My favorite professor at Georgia Tech is Dr. John Cressler. He teaches a course called “Introduction to the Microelectronics and Nanotechnology Revolution.” I took this class as a part of the Denning Technology & Management Program (T&M), which allows Scheller students to obtain a minor in engineering and business. This course was extremely interesting and changed the way I view technology in my daily life, but the biggest thing that stood out to me was the way Dr. Cressler conducted the class. He clearly cared very deeply for his students, and he would go out of his way to intentionally make sure we were doing well. I took this course during the Covid-19 pandemic, which was obviously an isolating time, but Dr. Cressler made sure that his students knew they were cared for.
What has surprised you most about majoring in business at Scheller?
The thing that has surprised me the most about Scheller is how intertwined all the classes are, even across different concentrations. It is not uncommon to apply what you learned in your strategy class to a finance project, or to see crossover in your organizational behavior and international business classes. Seeing these topics come up again and again highlights how in the professional world, we will be combining many different lessons when making decisions, something which Scheller prepares us for very well.
What were some of your extracurricular activities, community work, and leadership roles during college?
The Georgia Tech Student Foundation Investments Committee as director of continuing education, Georgia Tech Student Foundation Board of Trustees member, Beta Theta Pi Fraternity president, Accel Program member, Catholic Center Bible study leader, and the Denning Technology & Management Program (T&M).
Which academic, extracurricular, or personal achievement are you most proud of?
When I first came to campus, I remember a FASET orientation leader telling me to “find an organization you care about, and lead it one day.” I was lucky to find the Georgia Tech Student Foundation Investments Committee and my fraternity, Beta Theta Pi, during my freshman year, and I was eventually able to lead both of those organizations, as a director of the Investments Committee and the president of my fraternity. While I am proud of the work I did in these organizations, I am even more proud that I can look back on my freshman-year- knowing that I set goals I was able to accomplish..
Where have you interned during your college career?
AppVault, PwC Ireland, and Bain & Company
Where will you be working after graduation?
Bain & Company as an associate consultant.
Looking back over your experience, what is the one thing you’d do differently in business school and why?
One thing I would do differently is to take advantage of Georgia Tech’s strong entrepreneurial culture. Given the chance to do it again, I would love to participate in a start-up lab or entrepreneurship classes.
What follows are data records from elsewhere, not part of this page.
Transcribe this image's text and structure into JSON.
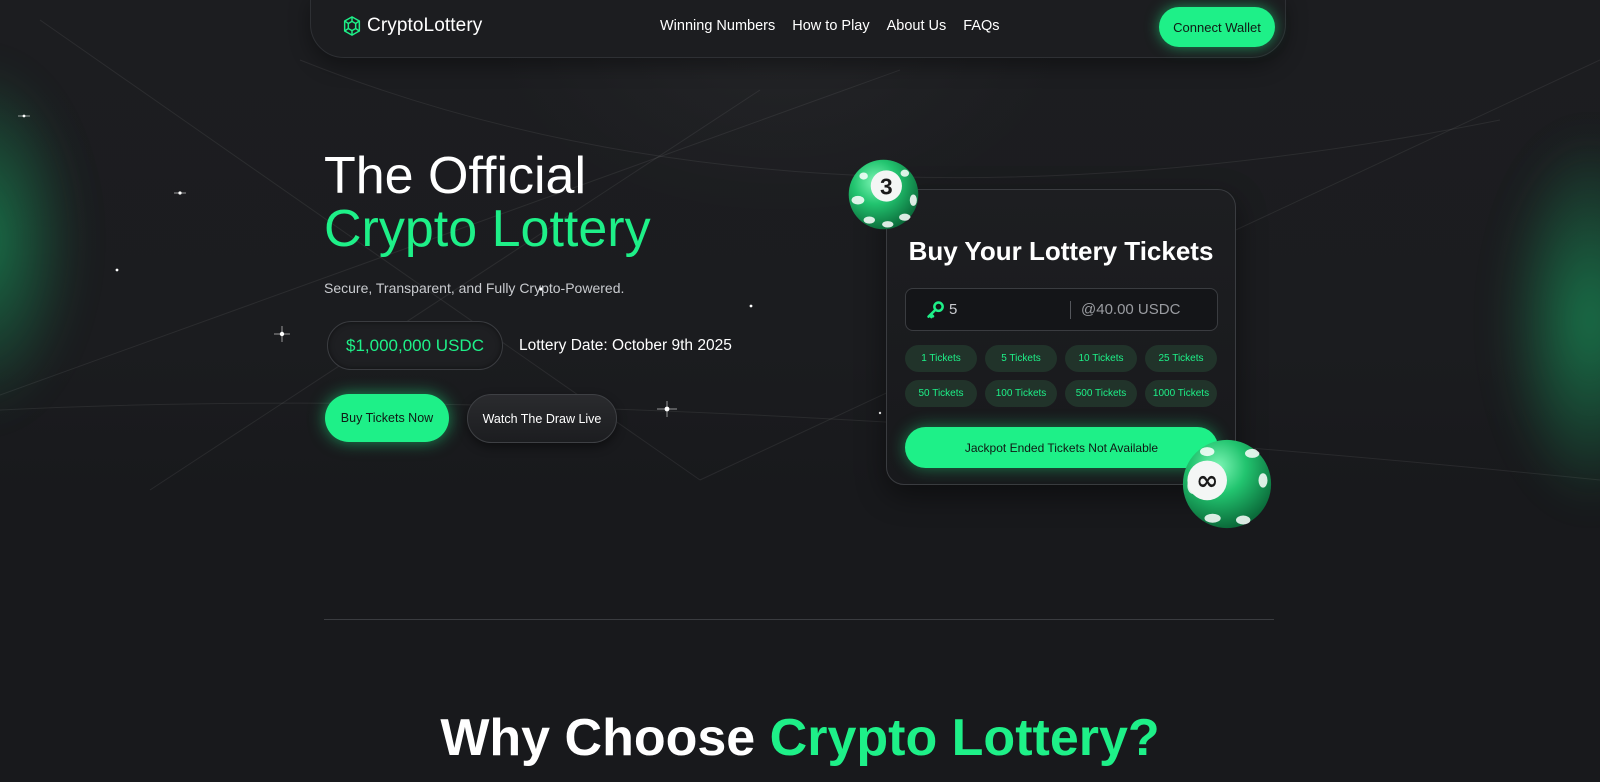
{
  "nav": {
    "logo_text": "CryptoLottery",
    "links": [
      "Winning Numbers",
      "How to Play",
      "About Us",
      "FAQs"
    ],
    "connect_label": "Connect Wallet"
  },
  "hero": {
    "title_line1": "The Official",
    "title_line2": "Crypto Lottery",
    "subtitle": "Secure, Transparent, and Fully Crypto-Powered.",
    "prize": "$1,000,000 USDC",
    "lottery_date": "Lottery Date: October 9th 2025",
    "buy_label": "Buy Tickets Now",
    "watch_label": "Watch The Draw Live"
  },
  "ticket_card": {
    "title": "Buy Your Lottery Tickets",
    "quantity": "5",
    "price": "@40.00 USDC",
    "presets": [
      "1 Tickets",
      "5 Tickets",
      "10 Tickets",
      "25 Tickets",
      "50 Tickets",
      "100 Tickets",
      "500 Tickets",
      "1000 Tickets"
    ],
    "jackpot_label": "Jackpot Ended Tickets Not Available",
    "ball_top_number": "3",
    "ball_bottom_symbol": "∞"
  },
  "why": {
    "title_white": "Why Choose ",
    "title_green": "Crypto Lottery?"
  },
  "colors": {
    "accent": "#1ef088",
    "background": "#18191c",
    "card_border": "#3a3c40",
    "preset_bg": "#21332a"
  },
  "icons": {
    "logo": "cube-network-icon",
    "quantity": "key-icon",
    "ball_top": "lottery-ball-icon",
    "ball_bottom": "lottery-ball-icon"
  }
}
Georgia Tech is full of innovation, and it would be cool to help bring a product to life.
Which classmate do you most admire?
Two classmates that I admire greatly are Akash Prasad (BSBA ’22) and Ben Shappard (BSBA ’22). We all have come up together through the Georgia Tech Student Foundation Investments Committee, and it has been fantastic to see us all learn so much and grow as leaders during the past four years. They have two of the strongest work ethics I have ever seen, and they have both made dramatic impacts on every organization they’ve touched. I am excited to see what they do in their careers, and I am grateful for the way they have pushed me over these past four years.
Who would you most want to thank for your success?
Everything that I have been able to achieve goes back to my parents. They worked tirelessly for years so that I could have the best life possible, and that is a debt I can never repay. I am extremely grateful for their support and love throughout my life.
What are the top two items on your professional bucket list?
The two things that I would like to accomplish are starting my own company several years down the line and creating a non-profit organization to give back to the community that has given me so much.
What is a fun fact about yourself?
I love basketball and once got dunked on by Anthony Edwards, who was the first overall pick in the 2020 NBA draft.